Reports from Cairo say former Egyptian President Hosni Mubarak is critically ill and may be close to death.The 84-year-old is said to have had a stroke, and was moved from prison to life support in an army hospital.
Supporters and opponents gathered outside the hospital through the night, after initial reports said he was "clinically dead".
Mubarak was removed in last year's uprising, and jailed for life for his role in the death of protesters.
There have been frequent reports since then that his health has deteriorated, many of which have proved wrong.
The news comes as tens of thousands of people protest in Cairo's Tahrir Square against a move by the ruling military council to assume new powers.
The rally was called by the Muslim Brotherhood, which is also claiming victory for its candidate Mohammed Mursi in last weekend's presidential elections.
His rival Ahmed Shafiq, a former prime minister under Mubarak, has also said he has won.
Results are expected to be announced on Thursday.
The Muslim Brotherhood has also vowed to retry Mubarak once in power, and insists that he should face the death penalty.
As Egyptians voted, the generals dissolved parliament and claimed all legislative power for themselves.
Activists have described the moves as a "military coup".
Scepticism On Tuesday, Mubarak - who ruled Egypt for 30 years - was transferred by helicopter to intensive care at the Maadi armed forces hospital after suffering a stroke, state media said.
AnalysisThere is now heavy security outside the Maadi Hospital and little more official news emerging about the fate of Hosni Mubarak who has been moved there and is in intensive care.
Since the 84-year-old was taken to Tora Prison Hospital after his conviction at the start of this month, there has been an increase in alerts about his health.
The official Mena news agency said that during Mubarak's latest crisis, which appears to be the most serious yet, his heart stopped beating until he was revived by defibrillation and he suffered a "brain stroke". It then quoted medical sources saying he was "clinically dead" after he was moved to the military hospital.

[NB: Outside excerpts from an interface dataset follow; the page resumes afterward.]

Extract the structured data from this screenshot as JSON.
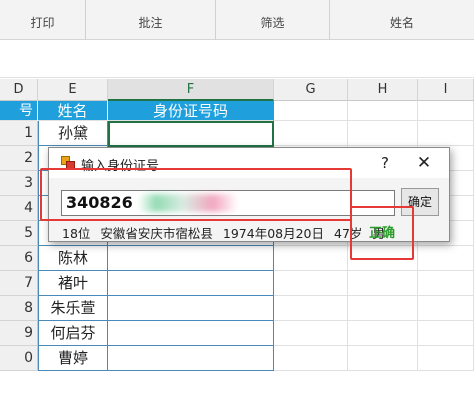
{
  "ribbon": {
    "groups": [
      "打印",
      "批注",
      "筛选",
      "姓名"
    ]
  },
  "columns": {
    "headers": [
      "D",
      "E",
      "F",
      "G",
      "H",
      "I"
    ]
  },
  "table": {
    "col_d_header": "号",
    "col_e_header": "姓名",
    "col_f_header": "身份证号码",
    "rows": [
      {
        "num": "1",
        "name": "孙黛"
      },
      {
        "num": "2",
        "name": ""
      },
      {
        "num": "3",
        "name": ""
      },
      {
        "num": "4",
        "name": ""
      },
      {
        "num": "5",
        "name": ""
      },
      {
        "num": "6",
        "name": "陈林"
      },
      {
        "num": "7",
        "name": "褚叶"
      },
      {
        "num": "8",
        "name": "朱乐萱"
      },
      {
        "num": "9",
        "name": "何启芬"
      },
      {
        "num": "0",
        "name": "曹婷"
      }
    ]
  },
  "dialog": {
    "title": "输入身份证号",
    "help": "?",
    "close": "✕",
    "input_value": "340826",
    "input_tail": "",
    "ok_label": "确定",
    "info": {
      "length": "18位",
      "region": "安徽省安庆市宿松县",
      "birthdate": "1974年08月20日",
      "age": "47岁",
      "gender": "男"
    },
    "status": "正确"
  },
  "colors": {
    "header_blue": "#1fa0dd",
    "highlight_red": "#e53935",
    "valid_green": "#2a9b2a",
    "excel_green": "#217346"
  }
}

What has caused some confusion is that security sources told journalists they disputed the term.
While it is too early for obituaries, state TV Channel One has been airing archival footage and pictures of Mubarak as a young military pilot, war hero and during his early days in office when he was popular.
There is no doubt that this is how he would ultimately like to be remembered.
Correspondents say the hospital is better equipped to deal with such conditions than the prison hospital where he was being treated.The former leader is now said to be unconscious and on life support.
Doctors are said to have used a defibrillator on him several times. The device delivers an electric shock to the heart to try to re-establish a normal heartbeat.
There are lots of police officers currently deployed outside the hospital, the BBC's Kevin Connolly reports.
There are also small groups of people - both Mubarak's supporters and protesters against him - who have gathered outside the building, our correspondent says.
One woman, a supporter, was almost shaking with emotion and saying "I love him".
Another supporter, a man, stood holding a poster of Mubarak. "He is my father. I love him more than my father. The Muslim Brotherhood are criminals. They have destroyed our country. Mubarak kept us in peace for 30 years," he said.
A group of anti-Mubarak young men responded by shouting: "We are poor, and he did nothing for us. His family ate meat and we were starving."
"I'm ready to hammer his grave with my shoe," another protester added.
Egyptians will be very sceptical about any reports about the former president's health, the BBC's Jon Leyne in Cairo says.
Before Mubarak's trial began, his lawyer said he was in a coma, only for the former president to appear - alive and conscious, if not particularly well - in court, our correspondent says.
Now there will be fears that the state of Mubarak's health could be used as a distraction, as Egypt waits for the result of the hotly disputed presidential election.
However, our correspondent adds, the latest reports are better sourced than any before.